Exercise requirements:
Exact copy, no pictures: repeat the data that follows.
++++++++++++++++++++
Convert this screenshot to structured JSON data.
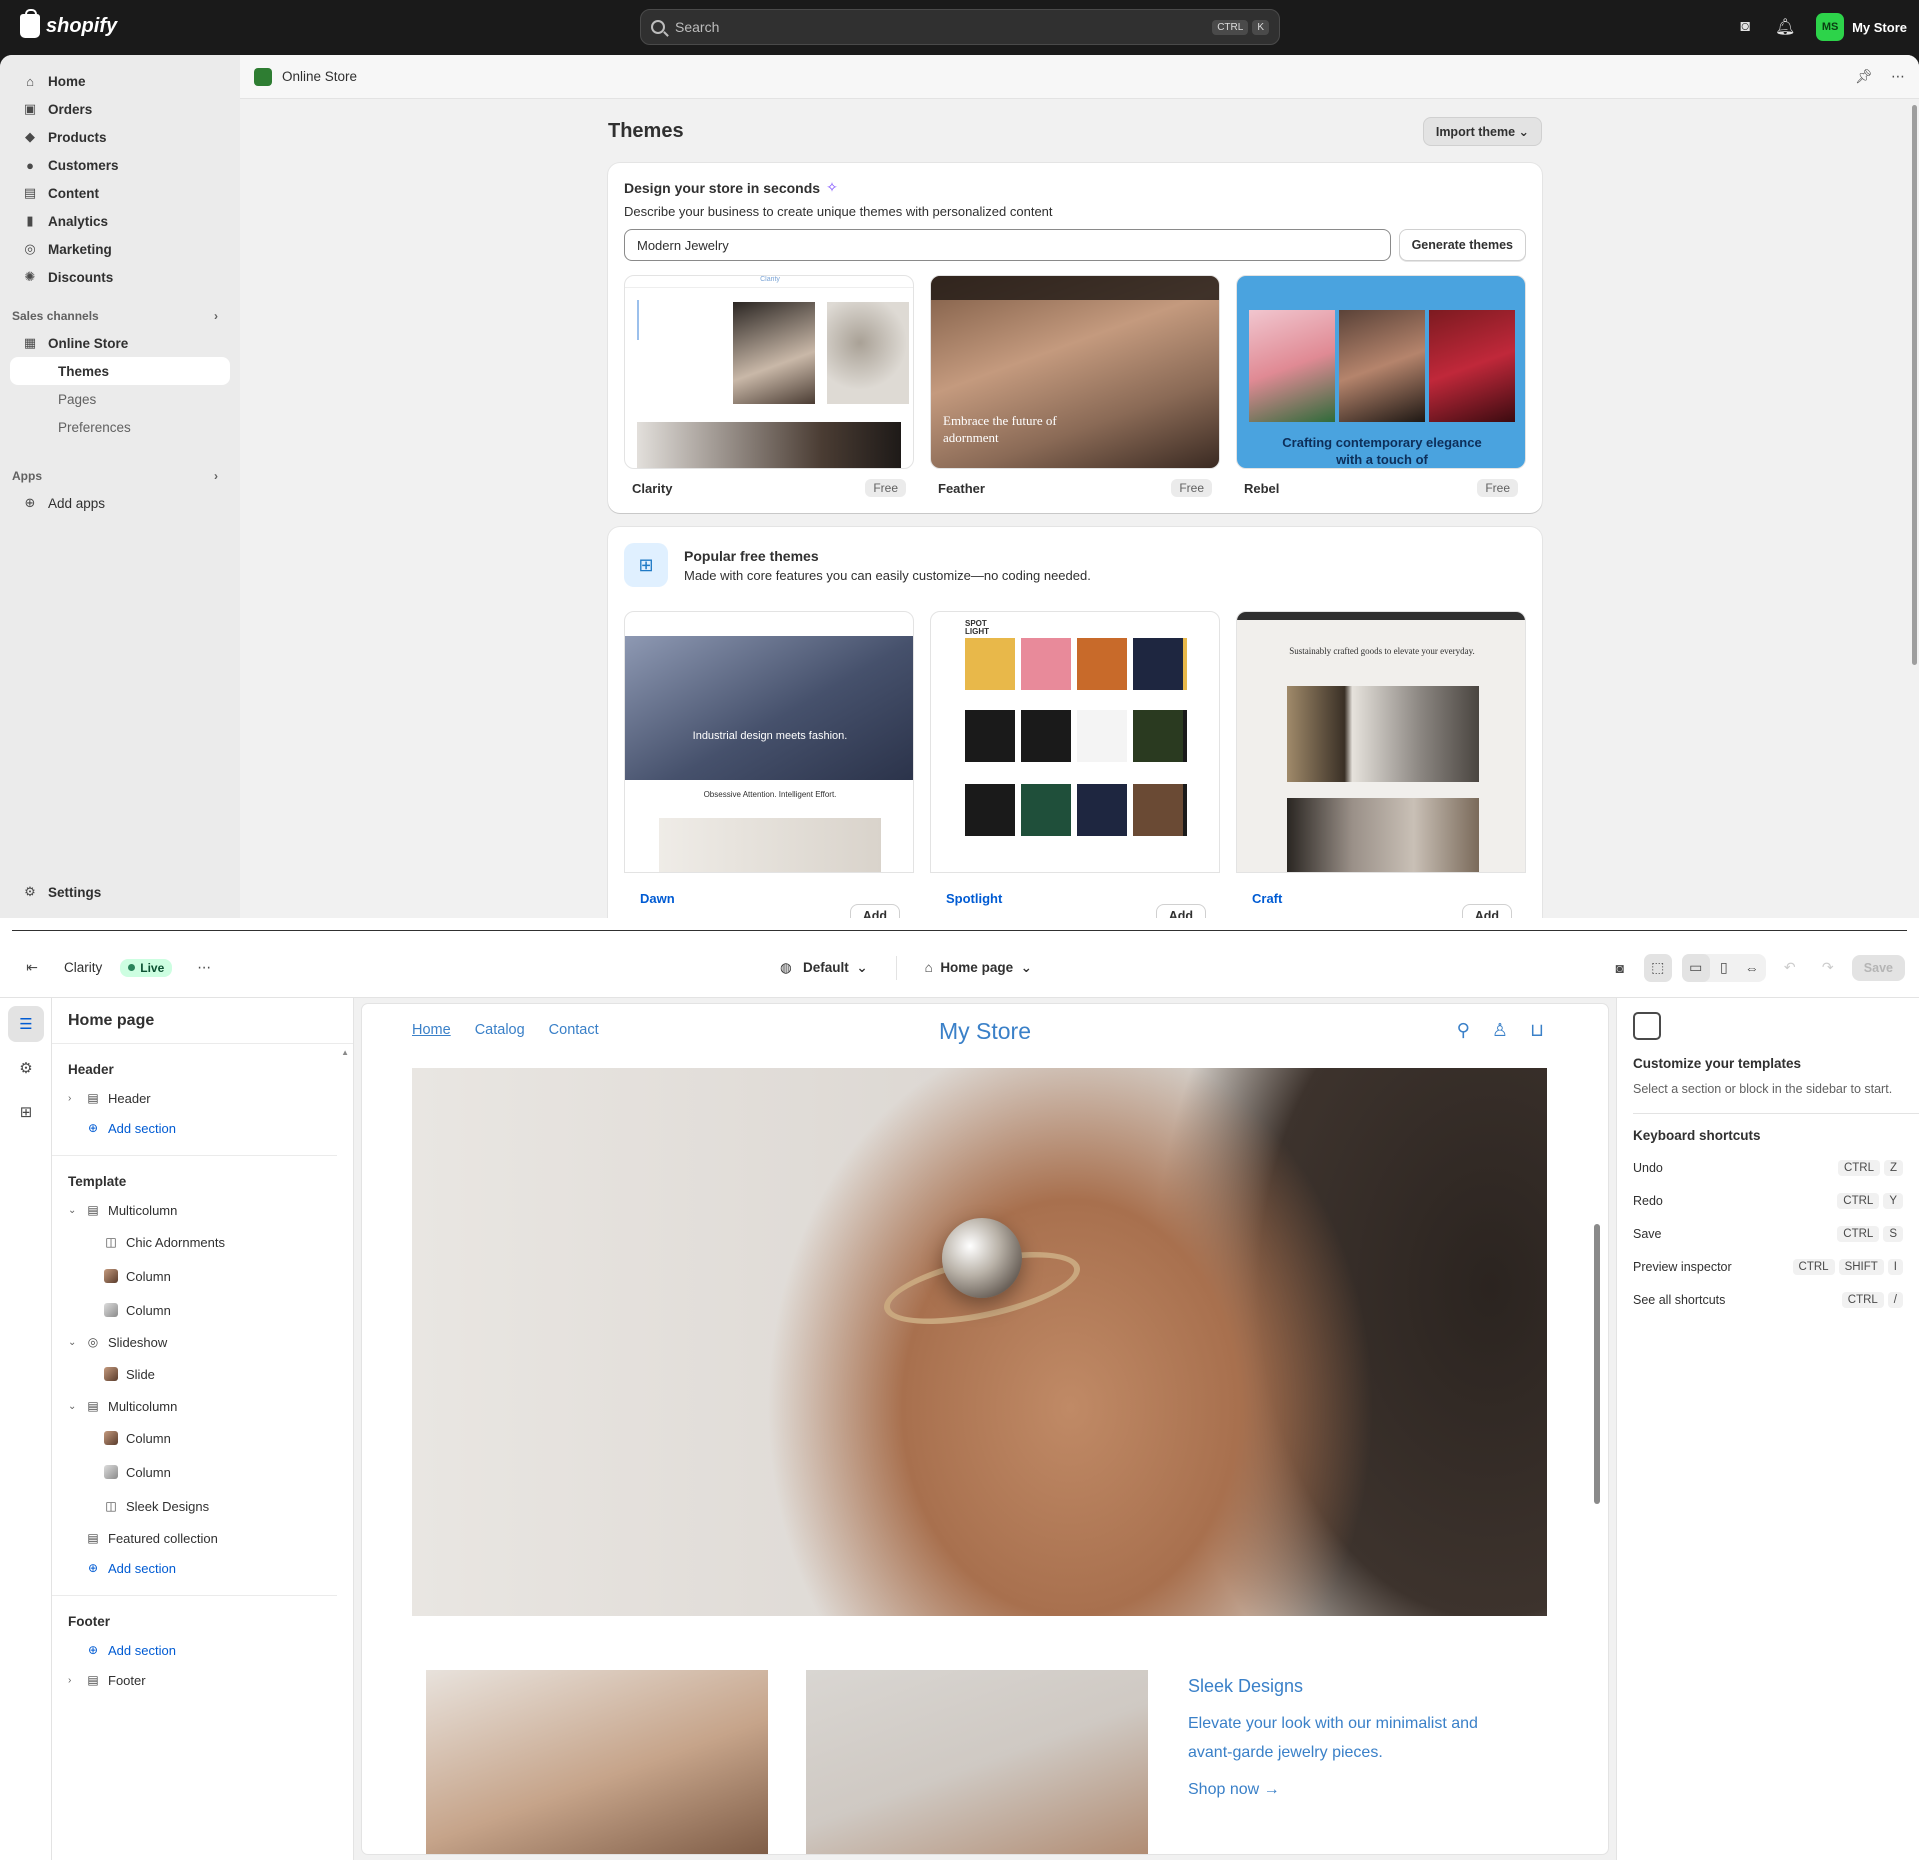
{
  "topbar": {
    "brand": "shopify",
    "search_placeholder": "Search",
    "search_keys": [
      "CTRL",
      "K"
    ],
    "avatar_initials": "MS",
    "store_name": "My Store"
  },
  "nav": {
    "items": [
      {
        "label": "Home",
        "icon": "home-icon"
      },
      {
        "label": "Orders",
        "icon": "inbox-icon"
      },
      {
        "label": "Products",
        "icon": "tag-icon"
      },
      {
        "label": "Customers",
        "icon": "person-icon"
      },
      {
        "label": "Content",
        "icon": "content-icon"
      },
      {
        "label": "Analytics",
        "icon": "bar-chart-icon"
      },
      {
        "label": "Marketing",
        "icon": "target-icon"
      },
      {
        "label": "Discounts",
        "icon": "discount-icon"
      }
    ],
    "sales_channels": "Sales channels",
    "online_store": "Online Store",
    "sub": [
      "Themes",
      "Pages",
      "Preferences"
    ],
    "apps": "Apps",
    "add_apps": "Add apps",
    "settings": "Settings"
  },
  "admin": {
    "breadcrumb": "Online Store",
    "title": "Themes",
    "import_button": "Import theme",
    "design": {
      "title": "Design your store in seconds",
      "subtitle": "Describe your business to create unique themes with personalized content",
      "input_value": "Modern Jewelry",
      "generate_button": "Generate themes"
    },
    "generated_themes": [
      {
        "name": "Clarity",
        "badge": "Free",
        "thumb_text": "Clarity"
      },
      {
        "name": "Feather",
        "badge": "Free",
        "thumb_text": "Embrace the future of adornment"
      },
      {
        "name": "Rebel",
        "badge": "Free",
        "thumb_text": "Crafting contemporary elegance with a touch of"
      }
    ],
    "popular": {
      "title": "Popular free themes",
      "subtitle": "Made with core features you can easily customize—no coding needed.",
      "themes": [
        {
          "name": "Dawn",
          "add": "Add",
          "thumb_text": "Industrial design meets fashion.",
          "thumb_sub": "Obsessive Attention. Intelligent Effort."
        },
        {
          "name": "Spotlight",
          "add": "Add",
          "thumb_text": "SPOT LIGHT"
        },
        {
          "name": "Craft",
          "add": "Add",
          "thumb_text": "Sustainably crafted goods to elevate your everyday."
        }
      ]
    }
  },
  "editor": {
    "theme_name": "Clarity",
    "live_label": "Live",
    "preset": "Default",
    "page": "Home page",
    "save": "Save",
    "sidebar": {
      "title": "Home page",
      "header_group": "Header",
      "header_item": "Header",
      "add_section": "Add section",
      "template_group": "Template",
      "template_items": [
        {
          "label": "Multicolumn",
          "level": 1,
          "icon": "multicolumn-icon"
        },
        {
          "label": "Chic Adornments",
          "level": 2,
          "icon": "text-block-icon"
        },
        {
          "label": "Column",
          "level": 2,
          "icon": "image-thumb-icon"
        },
        {
          "label": "Column",
          "level": 2,
          "icon": "image-thumb-icon"
        },
        {
          "label": "Slideshow",
          "level": 1,
          "icon": "slideshow-icon"
        },
        {
          "label": "Slide",
          "level": 2,
          "icon": "image-thumb-icon"
        },
        {
          "label": "Multicolumn",
          "level": 1,
          "icon": "multicolumn-icon"
        },
        {
          "label": "Column",
          "level": 2,
          "icon": "image-thumb-icon"
        },
        {
          "label": "Column",
          "level": 2,
          "icon": "image-thumb-icon"
        },
        {
          "label": "Sleek Designs",
          "level": 2,
          "icon": "text-block-icon"
        },
        {
          "label": "Featured collection",
          "level": 0,
          "icon": "collection-icon"
        }
      ],
      "footer_group": "Footer",
      "footer_item": "Footer"
    },
    "store": {
      "nav": [
        "Home",
        "Catalog",
        "Contact"
      ],
      "logo": "My Store",
      "sleek_title": "Sleek Designs",
      "sleek_text": "Elevate your look with our minimalist and avant-garde jewelry pieces.",
      "shop_now": "Shop now →"
    },
    "inspector": {
      "title": "Customize your templates",
      "subtitle": "Select a section or block in the sidebar to start.",
      "shortcuts_title": "Keyboard shortcuts",
      "shortcuts": [
        {
          "label": "Undo",
          "keys": [
            "CTRL",
            "Z"
          ]
        },
        {
          "label": "Redo",
          "keys": [
            "CTRL",
            "Y"
          ]
        },
        {
          "label": "Save",
          "keys": [
            "CTRL",
            "S"
          ]
        },
        {
          "label": "Preview inspector",
          "keys": [
            "CTRL",
            "SHIFT",
            "I"
          ]
        },
        {
          "label": "See all shortcuts",
          "keys": [
            "CTRL",
            "/"
          ]
        }
      ]
    }
  },
  "colors": {
    "topbar": "#1a1a1a",
    "accent_green": "#2dd34a",
    "link_blue": "#005bd3",
    "store_blue": "#3a80c8",
    "live_bg": "#cdfee1"
  }
}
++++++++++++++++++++
Task solution:
Convert this screenshot to structured JSON data.
{
  "topbar": {
    "brand": "shopify",
    "search_placeholder": "Search",
    "search_keys": [
      "CTRL",
      "K"
    ],
    "avatar_initials": "MS",
    "store_name": "My Store"
  },
  "nav": {
    "items": [
      {
        "label": "Home",
        "icon": "home-icon"
      },
      {
        "label": "Orders",
        "icon": "inbox-icon"
      },
      {
        "label": "Products",
        "icon": "tag-icon"
      },
      {
        "label": "Customers",
        "icon": "person-icon"
      },
      {
        "label": "Content",
        "icon": "content-icon"
      },
      {
        "label": "Analytics",
        "icon": "bar-chart-icon"
      },
      {
        "label": "Marketing",
        "icon": "target-icon"
      },
      {
        "label": "Discounts",
        "icon": "discount-icon"
      }
    ],
    "sales_channels": "Sales channels",
    "online_store": "Online Store",
    "sub": [
      "Themes",
      "Pages",
      "Preferences"
    ],
    "apps": "Apps",
    "add_apps": "Add apps",
    "settings": "Settings"
  },
  "admin": {
    "breadcrumb": "Online Store",
    "title": "Themes",
    "import_button": "Import theme",
    "design": {
      "title": "Design your store in seconds",
      "subtitle": "Describe your business to create unique themes with personalized content",
      "input_value": "Modern Jewelry",
      "generate_button": "Generate themes"
    },
    "generated_themes": [
      {
        "name": "Clarity",
        "badge": "Free",
        "thumb_text": "Clarity"
      },
      {
        "name": "Feather",
        "badge": "Free",
        "thumb_text": "Embrace the future of adornment"
      },
      {
        "name": "Rebel",
        "badge": "Free",
        "thumb_text": "Crafting contemporary elegance with a touch of"
      }
    ],
    "popular": {
      "title": "Popular free themes",
      "subtitle": "Made with core features you can easily customize—no coding needed.",
      "themes": [
        {
          "name": "Dawn",
          "add": "Add",
          "thumb_text": "Industrial design meets fashion.",
          "thumb_sub": "Obsessive Attention. Intelligent Effort."
        },
        {
          "name": "Spotlight",
          "add": "Add",
          "thumb_text": "SPOT LIGHT"
        },
        {
          "name": "Craft",
          "add": "Add",
          "thumb_text": "Sustainably crafted goods to elevate your everyday."
        }
      ]
    }
  },
  "editor": {
    "theme_name": "Clarity",
    "live_label": "Live",
    "preset": "Default",
    "page": "Home page",
    "save": "Save",
    "sidebar": {
      "title": "Home page",
      "header_group": "Header",
      "header_item": "Header",
      "add_section": "Add section",
      "template_group": "Template",
      "template_items": [
        {
          "label": "Multicolumn",
          "level": 1,
          "icon": "multicolumn-icon"
        },
        {
          "label": "Chic Adornments",
          "level": 2,
          "icon": "text-block-icon"
        },
        {
          "label": "Column",
          "level": 2,
          "icon": "image-thumb-icon"
        },
        {
          "label": "Column",
          "level": 2,
          "icon": "image-thumb-icon"
        },
        {
          "label": "Slideshow",
          "level": 1,
          "icon": "slideshow-icon"
        },
        {
          "label": "Slide",
          "level": 2,
          "icon": "image-thumb-icon"
        },
        {
          "label": "Multicolumn",
          "level": 1,
          "icon": "multicolumn-icon"
        },
        {
          "label": "Column",
          "level": 2,
          "icon": "image-thumb-icon"
        },
        {
          "label": "Column",
          "level": 2,
          "icon": "image-thumb-icon"
        },
        {
          "label": "Sleek Designs",
          "level": 2,
          "icon": "text-block-icon"
        },
        {
          "label": "Featured collection",
          "level": 0,
          "icon": "collection-icon"
        }
      ],
      "footer_group": "Footer",
      "footer_item": "Footer"
    },
    "store": {
      "nav": [
        "Home",
        "Catalog",
        "Contact"
      ],
      "logo": "My Store",
      "sleek_title": "Sleek Designs",
      "sleek_text": "Elevate your look with our minimalist and avant-garde jewelry pieces.",
      "shop_now": "Shop now →"
    },
    "inspector": {
      "title": "Customize your templates",
      "subtitle": "Select a section or block in the sidebar to start.",
      "shortcuts_title": "Keyboard shortcuts",
      "shortcuts": [
        {
          "label": "Undo",
          "keys": [
            "CTRL",
            "Z"
          ]
        },
        {
          "label": "Redo",
          "keys": [
            "CTRL",
            "Y"
          ]
        },
        {
          "label": "Save",
          "keys": [
            "CTRL",
            "S"
          ]
        },
        {
          "label": "Preview inspector",
          "keys": [
            "CTRL",
            "SHIFT",
            "I"
          ]
        },
        {
          "label": "See all shortcuts",
          "keys": [
            "CTRL",
            "/"
          ]
        }
      ]
    }
  },
  "colors": {
    "topbar": "#1a1a1a",
    "accent_green": "#2dd34a",
    "link_blue": "#005bd3",
    "store_blue": "#3a80c8",
    "live_bg": "#cdfee1"
  }
}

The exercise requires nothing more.